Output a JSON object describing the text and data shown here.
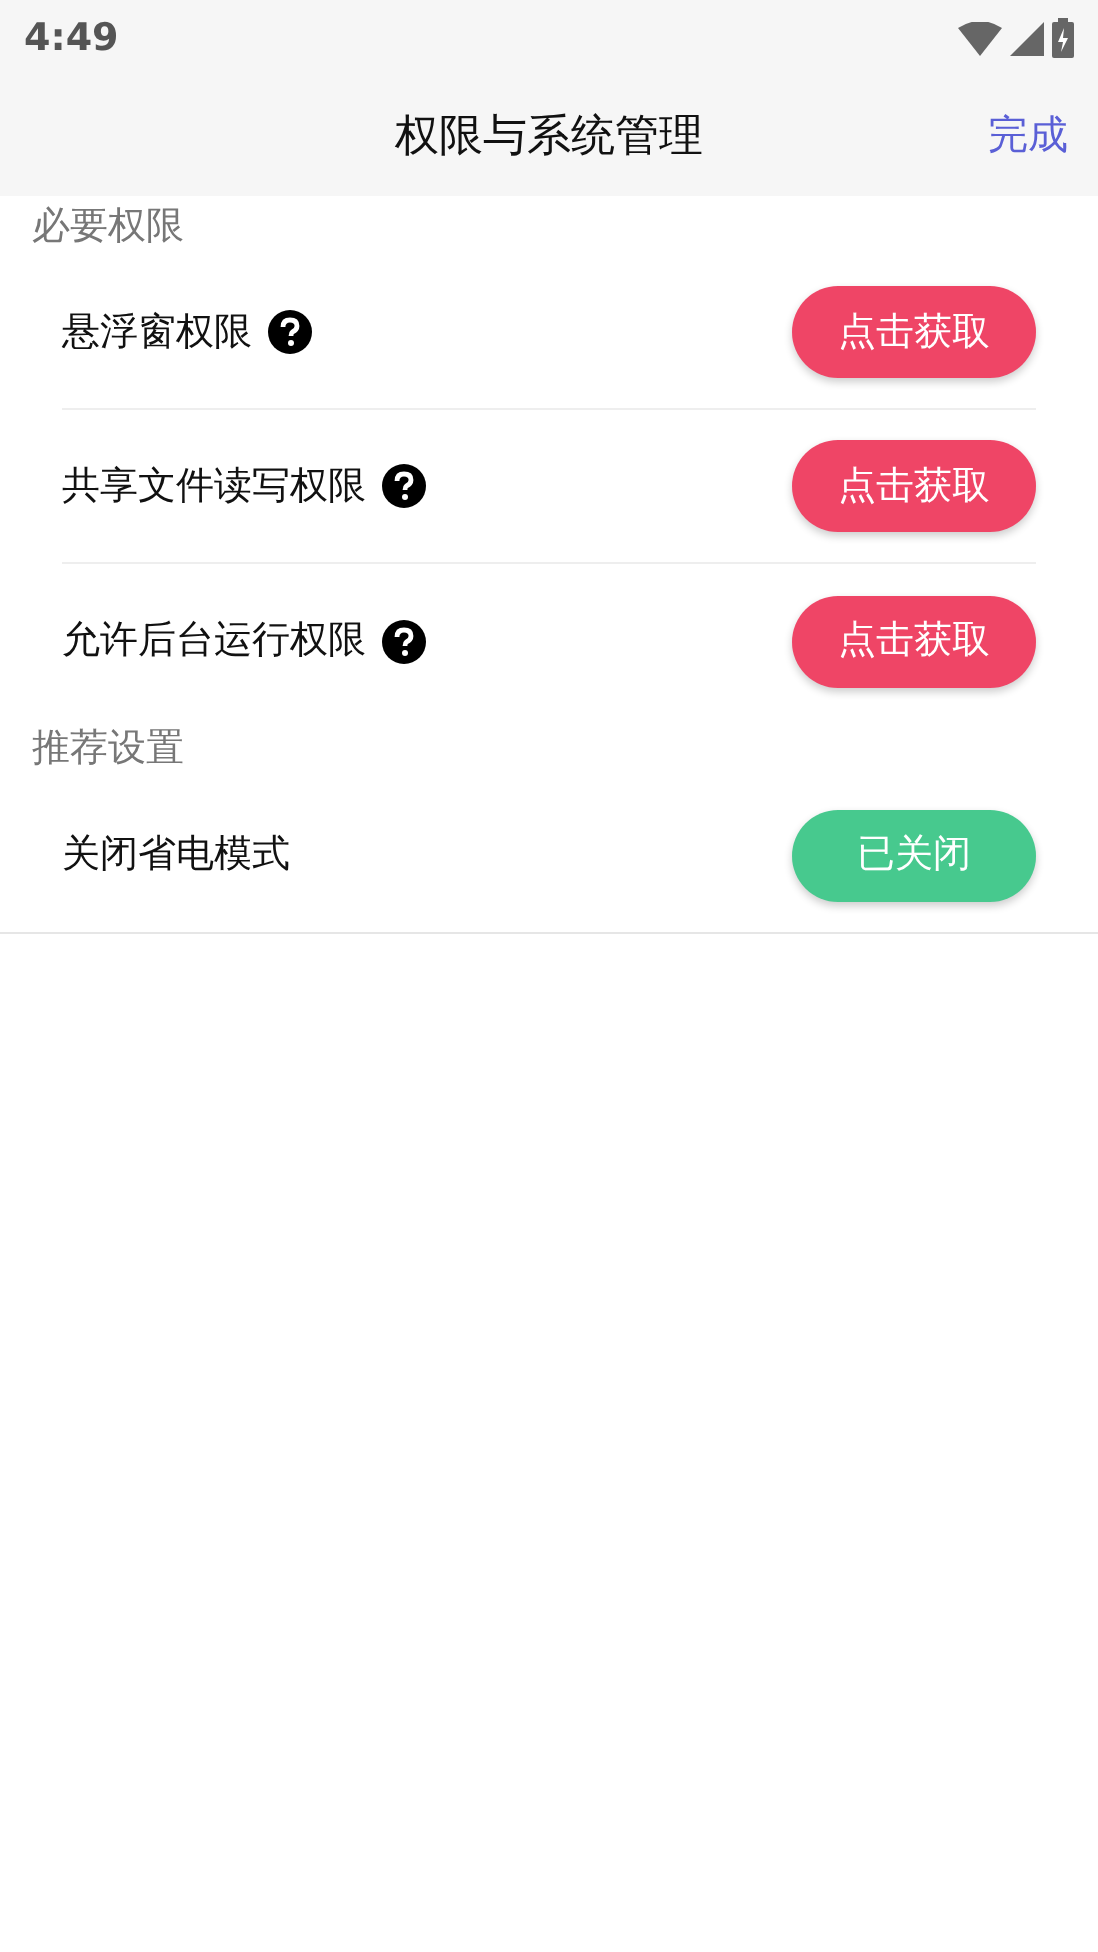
{
  "status_bar": {
    "time": "4:49"
  },
  "header": {
    "title": "权限与系统管理",
    "action": "完成"
  },
  "sections": [
    {
      "title": "必要权限",
      "items": [
        {
          "label": "悬浮窗权限",
          "help": true,
          "button": "点击获取",
          "done": false
        },
        {
          "label": "共享文件读写权限",
          "help": true,
          "button": "点击获取",
          "done": false
        },
        {
          "label": "允许后台运行权限",
          "help": true,
          "button": "点击获取",
          "done": false
        }
      ]
    },
    {
      "title": "推荐设置",
      "items": [
        {
          "label": "关闭省电模式",
          "help": false,
          "button": "已关闭",
          "done": true
        }
      ]
    }
  ]
}
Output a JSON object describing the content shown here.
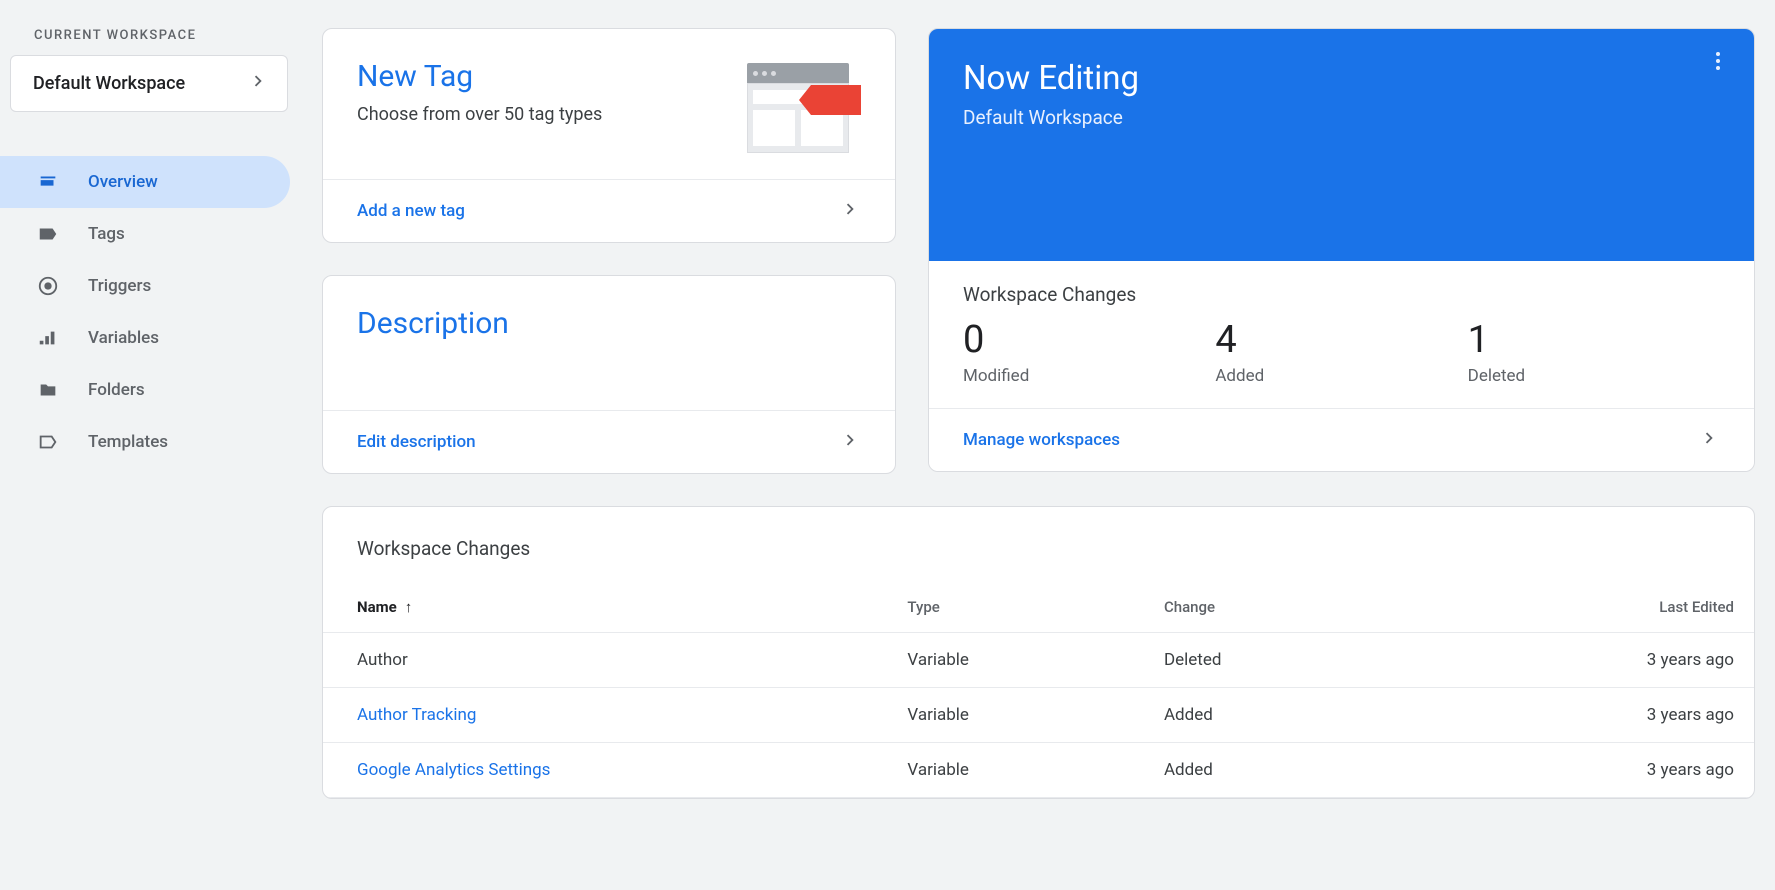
{
  "sidebar": {
    "section_label": "CURRENT WORKSPACE",
    "workspace_name": "Default Workspace",
    "nav": [
      {
        "label": "Overview",
        "icon": "dashboard",
        "active": true
      },
      {
        "label": "Tags",
        "icon": "tag",
        "active": false
      },
      {
        "label": "Triggers",
        "icon": "trigger",
        "active": false
      },
      {
        "label": "Variables",
        "icon": "variables",
        "active": false
      },
      {
        "label": "Folders",
        "icon": "folder",
        "active": false
      },
      {
        "label": "Templates",
        "icon": "template",
        "active": false
      }
    ]
  },
  "new_tag": {
    "title": "New Tag",
    "subtitle": "Choose from over 50 tag types",
    "footer": "Add a new tag"
  },
  "description": {
    "title": "Description",
    "footer": "Edit description"
  },
  "editing": {
    "title": "Now Editing",
    "workspace": "Default Workspace",
    "changes_label": "Workspace Changes",
    "stats": [
      {
        "num": "0",
        "label": "Modified"
      },
      {
        "num": "4",
        "label": "Added"
      },
      {
        "num": "1",
        "label": "Deleted"
      }
    ],
    "footer": "Manage workspaces"
  },
  "changes_table": {
    "title": "Workspace Changes",
    "headers": {
      "name": "Name",
      "type": "Type",
      "change": "Change",
      "last_edited": "Last Edited"
    },
    "rows": [
      {
        "name": "Author",
        "type": "Variable",
        "change": "Deleted",
        "last_edited": "3 years ago",
        "link": false
      },
      {
        "name": "Author Tracking",
        "type": "Variable",
        "change": "Added",
        "last_edited": "3 years ago",
        "link": true
      },
      {
        "name": "Google Analytics Settings",
        "type": "Variable",
        "change": "Added",
        "last_edited": "3 years ago",
        "link": true
      }
    ]
  }
}
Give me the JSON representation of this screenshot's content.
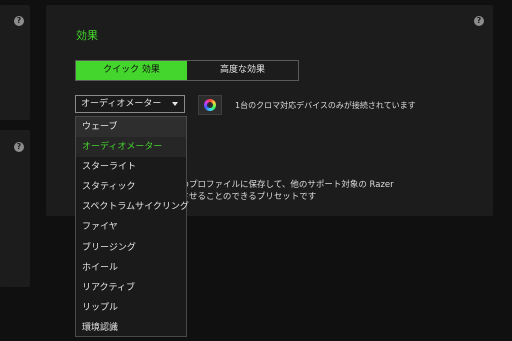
{
  "effects_panel": {
    "title": "効果",
    "tabs": [
      {
        "label": "クイック 効果",
        "active": true
      },
      {
        "label": "高度な効果",
        "active": false
      }
    ],
    "effect_select": {
      "value": "オーディオメーター"
    },
    "device_note": "1台のクロマ対応デバイスのみが接続されています",
    "description_line1": "スのプロファイルに保存して、他のサポート対象の Razer",
    "description_line2": "期させることのできるプリセットです"
  },
  "help_icon_glyph": "?",
  "dropdown": {
    "options": [
      {
        "label": "ウェーブ",
        "state": "hover"
      },
      {
        "label": "オーディオメーター",
        "state": "selected"
      },
      {
        "label": "スターライト",
        "state": ""
      },
      {
        "label": "スタティック",
        "state": ""
      },
      {
        "label": "スペクトラムサイクリング",
        "state": ""
      },
      {
        "label": "ファイヤ",
        "state": ""
      },
      {
        "label": "ブリージング",
        "state": ""
      },
      {
        "label": "ホイール",
        "state": ""
      },
      {
        "label": "リアクティブ",
        "state": ""
      },
      {
        "label": "リップル",
        "state": ""
      },
      {
        "label": "環境認識",
        "state": ""
      }
    ]
  },
  "colors": {
    "accent": "#44d62c",
    "background": "#101010",
    "panel": "#1c1c1c"
  }
}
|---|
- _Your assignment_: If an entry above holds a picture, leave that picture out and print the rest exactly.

- _Exercise result_:
Output a JSON object describing the text and data shown here.
{
  "status_bar": {
    "time": "4:49"
  },
  "header": {
    "title": "权限与系统管理",
    "action": "完成"
  },
  "sections": [
    {
      "title": "必要权限",
      "items": [
        {
          "label": "悬浮窗权限",
          "help": true,
          "button": "点击获取",
          "done": false
        },
        {
          "label": "共享文件读写权限",
          "help": true,
          "button": "点击获取",
          "done": false
        },
        {
          "label": "允许后台运行权限",
          "help": true,
          "button": "点击获取",
          "done": false
        }
      ]
    },
    {
      "title": "推荐设置",
      "items": [
        {
          "label": "关闭省电模式",
          "help": false,
          "button": "已关闭",
          "done": true
        }
      ]
    }
  ]
}
Output a JSON object describing the content shown here.
{
  "sidebar": {
    "section_label": "CURRENT WORKSPACE",
    "workspace_name": "Default Workspace",
    "nav": [
      {
        "label": "Overview",
        "icon": "dashboard",
        "active": true
      },
      {
        "label": "Tags",
        "icon": "tag",
        "active": false
      },
      {
        "label": "Triggers",
        "icon": "trigger",
        "active": false
      },
      {
        "label": "Variables",
        "icon": "variables",
        "active": false
      },
      {
        "label": "Folders",
        "icon": "folder",
        "active": false
      },
      {
        "label": "Templates",
        "icon": "template",
        "active": false
      }
    ]
  },
  "new_tag": {
    "title": "New Tag",
    "subtitle": "Choose from over 50 tag types",
    "footer": "Add a new tag"
  },
  "description": {
    "title": "Description",
    "footer": "Edit description"
  },
  "editing": {
    "title": "Now Editing",
    "workspace": "Default Workspace",
    "changes_label": "Workspace Changes",
    "stats": [
      {
        "num": "0",
        "label": "Modified"
      },
      {
        "num": "4",
        "label": "Added"
      },
      {
        "num": "1",
        "label": "Deleted"
      }
    ],
    "footer": "Manage workspaces"
  },
  "changes_table": {
    "title": "Workspace Changes",
    "headers": {
      "name": "Name",
      "type": "Type",
      "change": "Change",
      "last_edited": "Last Edited"
    },
    "rows": [
      {
        "name": "Author",
        "type": "Variable",
        "change": "Deleted",
        "last_edited": "3 years ago",
        "link": false
      },
      {
        "name": "Author Tracking",
        "type": "Variable",
        "change": "Added",
        "last_edited": "3 years ago",
        "link": true
      },
      {
        "name": "Google Analytics Settings",
        "type": "Variable",
        "change": "Added",
        "last_edited": "3 years ago",
        "link": true
      }
    ]
  }
}
Give me the JSON representation of this screenshot's content.
{
  "effects_panel": {
    "title": "効果",
    "tabs": [
      {
        "label": "クイック 効果",
        "active": true
      },
      {
        "label": "高度な効果",
        "active": false
      }
    ],
    "effect_select": {
      "value": "オーディオメーター"
    },
    "device_note": "1台のクロマ対応デバイスのみが接続されています",
    "description_line1": "スのプロファイルに保存して、他のサポート対象の Razer",
    "description_line2": "期させることのできるプリセットです"
  },
  "help_icon_glyph": "?",
  "dropdown": {
    "options": [
      {
        "label": "ウェーブ",
        "state": "hover"
      },
      {
        "label": "オーディオメーター",
        "state": "selected"
      },
      {
        "label": "スターライト",
        "state": ""
      },
      {
        "label": "スタティック",
        "state": ""
      },
      {
        "label": "スペクトラムサイクリング",
        "state": ""
      },
      {
        "label": "ファイヤ",
        "state": ""
      },
      {
        "label": "ブリージング",
        "state": ""
      },
      {
        "label": "ホイール",
        "state": ""
      },
      {
        "label": "リアクティブ",
        "state": ""
      },
      {
        "label": "リップル",
        "state": ""
      },
      {
        "label": "環境認識",
        "state": ""
      }
    ]
  },
  "colors": {
    "accent": "#44d62c",
    "background": "#101010",
    "panel": "#1c1c1c"
  }
}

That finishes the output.